How did you go about casting? The choice of your lead actress, Tang Wei, for example?
Actors’ faces are very important to me. Chagall’s The Promenade was an inspiration who could portray the flying woman? I couldn’t picture anyone. And then Tang Wei’s face appeared to me and I realized she could be fascinating, and I contacted her right away. As far as Luo Hongwu’s and Whitey Cat’s mothers are concerned, I thought of an actress who would be move From one character to the other. For me, Sylvia Chang was the best choice. She’s remarkable in both roles. The rest of the casting process was realized fairly quickly.
You like popular songs from the past, which bring a nostalgic touch to the film.
I picked songs I grew up with and enjoyed as a teenager. It was the same process as in Kaili Blues. They immediately remind us of our memories, whether sweet or bitter. I’m a big fan of the singer Wu Bai. His voice is the sound of ruins. When I was thinking about the film, his voice naturally accompanied the images in my mind. For the film, I had to cut down on the number of songs; I could have included a lot more! Composer Lim Giong also wrote a few pieces.
Is it a romance? A film noir? Or maybe a sci-fi movie?
I think it defies categorization. My main hope is that it’s a film unlike any other. But then again, it could be all three together, couldn’t it?
Poetry is very important to you. Its use has taken various forms in your films and evolved since Kaili Blues.
Kaili Blues is a very personal film – I could even say, exaggerating a bit, that it has nothing to do with filmmaking, as it was so close to my personal life. Long Day’s Journey Into Night is much more cinematic – I’ve given filmmaking a great deal of thought since.
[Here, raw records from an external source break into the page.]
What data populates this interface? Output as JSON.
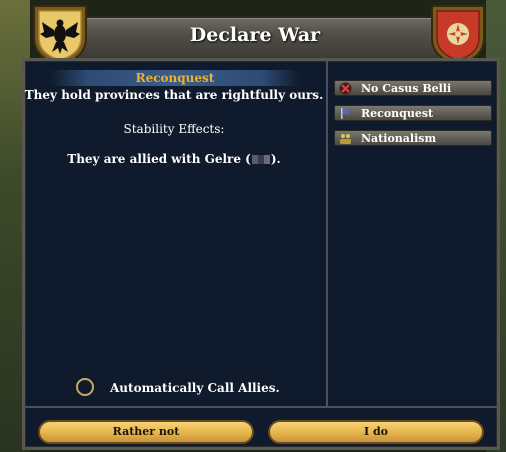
{
  "dialog": {
    "title": "Declare War"
  },
  "casus_belli": {
    "selected_title": "Reconquest",
    "description": "They hold provinces that are rightfully ours.",
    "stability_label": "Stability Effects:",
    "alliance_prefix": "They are allied with Gelre (",
    "alliance_suffix": ")."
  },
  "cb_list": [
    {
      "label": "No Casus Belli",
      "icon": "cross-icon"
    },
    {
      "label": "Reconquest",
      "icon": "banner-icon"
    },
    {
      "label": "Nationalism",
      "icon": "crowd-icon"
    }
  ],
  "options": {
    "call_allies_label": "Automatically Call Allies."
  },
  "buttons": {
    "cancel_label": "Rather not",
    "confirm_label": "I do"
  }
}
You’ve included far fewer poetry quotes in this film.
I even took out the only direct quote I had planned to include towards the end of the film. I turned it into an incantation the characters speak to make the bedroom rotate. This way, the film’s poetry is only conveyed through images and sound.
Do you see your style as related to magic realism?
I think my films are more realistic than magical (laughter). Because cinema is such a magical artform! No film is without magic. In cinema, anything’s possible. In this film, all the characters are willing to fly. I could feel it when I was shooting them.
There’s no airport in Kaili but you can still fly! (laughter) Did you want all the characters to speak the same Kaili dialect?
Yes. It took them quite some time to learn it. It’s not easy. They were very generous and outdid themselves for my film.
Why did you shoot in dialect?
I find Mandarin quite dull and devoid of true beauty. Dialects inspire me to write dialogue or poetry.
Interview by Wang Muyan, April 28, 2018
Writer-director Bi Gan was born in Kaili City, Guizhou Province, People’s Republic of China, in 1989.
In 2013, his short film Diamond Sutra received the Special Mention Award in the Asian New Force Category of the 19th IFVA Festival.
His critically acclaimed debut feature Kaili Blues won the Best Emerging Director Award at the 68th Locarno International Film Festival, the Montgolfière d’Or at the 37th Nantes 3 Continents Festival, and the Best New Director Award at the 52nd Golden Horse Awards, amongst others. It was selected in numerous international film festivals and widely sold internationally.
His second feature, Long Day’s Journey Into Night, an international co-production between China and France, makes its premiere in Un Certain Regard, at the 71st Cannes Film Festival.
2017 Un grand voyage vers la nuit | Long Day’s Journey Into Night
Écriture et réalisation | Writer & Director
2016 The Secret Goldfish
Court – Écriture et réalisation | Short – Writer & Director
2015 Kaili Blues
Écriture et réalisation | Writer & Director